The Board of Governors also has not taken any of the steps we recommended in the report submitted to them last year by Sustainable Trent, including: conducting an Environmental, Social and Governance (ESG) risk assessment of the endowment and pension funds; hiring an Investment Manager with experience in ESG investing; integrating Mission Based investing in Trent University’s investment policies; and starting to investigate funds to invest in what can be passively managed and exclude fossil fuel companies.
The Board of Governors has not said ‘no’ to Sustainable Trent’s fossil fuel divestment proposal, but they have not said ‘yes’ either.
While we understand divestment is a complicated process, our proposal is to “immediately freeze any new investment in fossil-fuel companies, and to divest from direct ownership and from any commingled funds that include fossil-fuel public equities and corporate bonds within five years.”
Five years provides more than enough time for Trent to divest in a way that is aligned with it’s fiduciary duty. Therefore, the demand we are making, for the Board of Governors to vote in favor of Sustainable Trent’s fossil fuel divestment at their next meeting in March, is a completely reasonable one.
Trent has an opportunity to be a leader in the divestment movement by becoming the first university in Canada to commit to fully divest. With the exception of Concordia University, that recently set aside $5 million of their $130 million dollar endowment for fossil fuel-free investments, no school in Canada has committed to taking the first steps to fully divest from fossil fuels. Schools in the US have reported increased enrollment and donations after publicly announcing they will divest from fossil fuels.
If Trent is a leader in fossil fuel divestment, and becomes the first Canadian school to divest, it will have an extremely positive effect on the reputation of the university. It will also set the stage for other, bigger schools like the University of Toronto or Dalhousie to do the same, potentially being the catalyst in triggering a snowball effect with the ability to massively impact the reign of the fossil fuel industry and the tar sands in Canada.
Let’s remind ourselves what the purpose of the fossil fuel divestment campaign is. Divestment aims to delegitimize the social license of the fossil fuel industry by demonstrating that large institutions, like universities, believe it is immoral to profit off of those companies.

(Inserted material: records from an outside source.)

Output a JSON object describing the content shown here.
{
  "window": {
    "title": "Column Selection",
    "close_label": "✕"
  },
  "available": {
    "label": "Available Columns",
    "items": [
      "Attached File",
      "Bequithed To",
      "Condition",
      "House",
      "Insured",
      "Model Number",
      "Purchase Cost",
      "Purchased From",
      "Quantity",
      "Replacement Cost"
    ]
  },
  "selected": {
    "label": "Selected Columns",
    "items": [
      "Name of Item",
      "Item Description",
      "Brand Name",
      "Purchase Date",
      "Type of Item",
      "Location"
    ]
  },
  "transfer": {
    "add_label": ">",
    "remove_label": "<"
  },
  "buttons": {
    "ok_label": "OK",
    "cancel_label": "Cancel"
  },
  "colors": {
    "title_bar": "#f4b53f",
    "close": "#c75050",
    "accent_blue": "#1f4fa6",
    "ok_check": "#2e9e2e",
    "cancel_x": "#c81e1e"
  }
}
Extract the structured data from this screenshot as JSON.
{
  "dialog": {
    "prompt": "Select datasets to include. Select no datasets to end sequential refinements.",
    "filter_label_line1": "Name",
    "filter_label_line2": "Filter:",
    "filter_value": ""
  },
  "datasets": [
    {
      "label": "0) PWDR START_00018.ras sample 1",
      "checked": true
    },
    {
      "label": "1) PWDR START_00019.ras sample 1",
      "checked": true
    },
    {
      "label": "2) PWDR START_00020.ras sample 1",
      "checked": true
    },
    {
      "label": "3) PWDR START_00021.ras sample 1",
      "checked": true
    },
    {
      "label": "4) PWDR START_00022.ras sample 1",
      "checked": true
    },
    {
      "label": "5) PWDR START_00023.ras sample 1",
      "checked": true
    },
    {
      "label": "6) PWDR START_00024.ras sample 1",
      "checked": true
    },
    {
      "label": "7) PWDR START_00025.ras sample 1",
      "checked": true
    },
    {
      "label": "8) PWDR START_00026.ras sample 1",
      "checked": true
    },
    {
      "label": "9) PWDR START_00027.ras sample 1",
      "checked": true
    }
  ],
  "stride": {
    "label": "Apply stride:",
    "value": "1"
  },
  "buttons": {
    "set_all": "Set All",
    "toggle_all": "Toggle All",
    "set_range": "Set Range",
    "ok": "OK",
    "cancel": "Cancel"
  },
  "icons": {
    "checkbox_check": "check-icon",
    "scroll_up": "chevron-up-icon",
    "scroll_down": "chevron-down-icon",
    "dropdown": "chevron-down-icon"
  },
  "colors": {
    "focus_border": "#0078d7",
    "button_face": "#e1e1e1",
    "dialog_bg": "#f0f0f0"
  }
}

If you own fossil fuel stock, you own climate change. Fossil fuel companies have major influence on government through political donations, election campaigns, and television ads in the same way tobacco once did. They have successfully blocked any meaningful action by the Canadian government to significantly reduce carbon emissions to date.
Divestment aims to turn fossil fuel companies into moral pariahs in the hopes that their political stranglehold will be weakened.
This process needs to happen sooner rather than later. The Board’s response to our proposal tells me they assume we have time to spare. This is simply not the case. 2014 was the hottest year on record, and at the end of this year the United Nations Climate Change Conference will take place in Paris, in what will possibly be the most important meeting of world leaders regarding climate change in history.
This meeting may lead to the development of a global legally binding emissions reduction agreement. If the process of eroding the political stranglehold of fossil fuel companies begins before this meeting, it is more likely that a legally binding agreement will be made between countries, an agreement that we so need to combat climate change.
That is why Trent, and universities and colleges across Canada following in our footsteps, need to commit to divestment now. The Board of Governors must vote in favour of Sustainable Trent’s fossil fuel divestment proposal at their next meeting in March. We’re happy the Board has been so open and welcoming to us, but that falls short of what we’re asking for. Good intentions do not equal action.
At the end of the day, history will remember us for being bold and being the first school in Canada to completely divest from fossil fuels. It surely won’t remember us for anything less than that.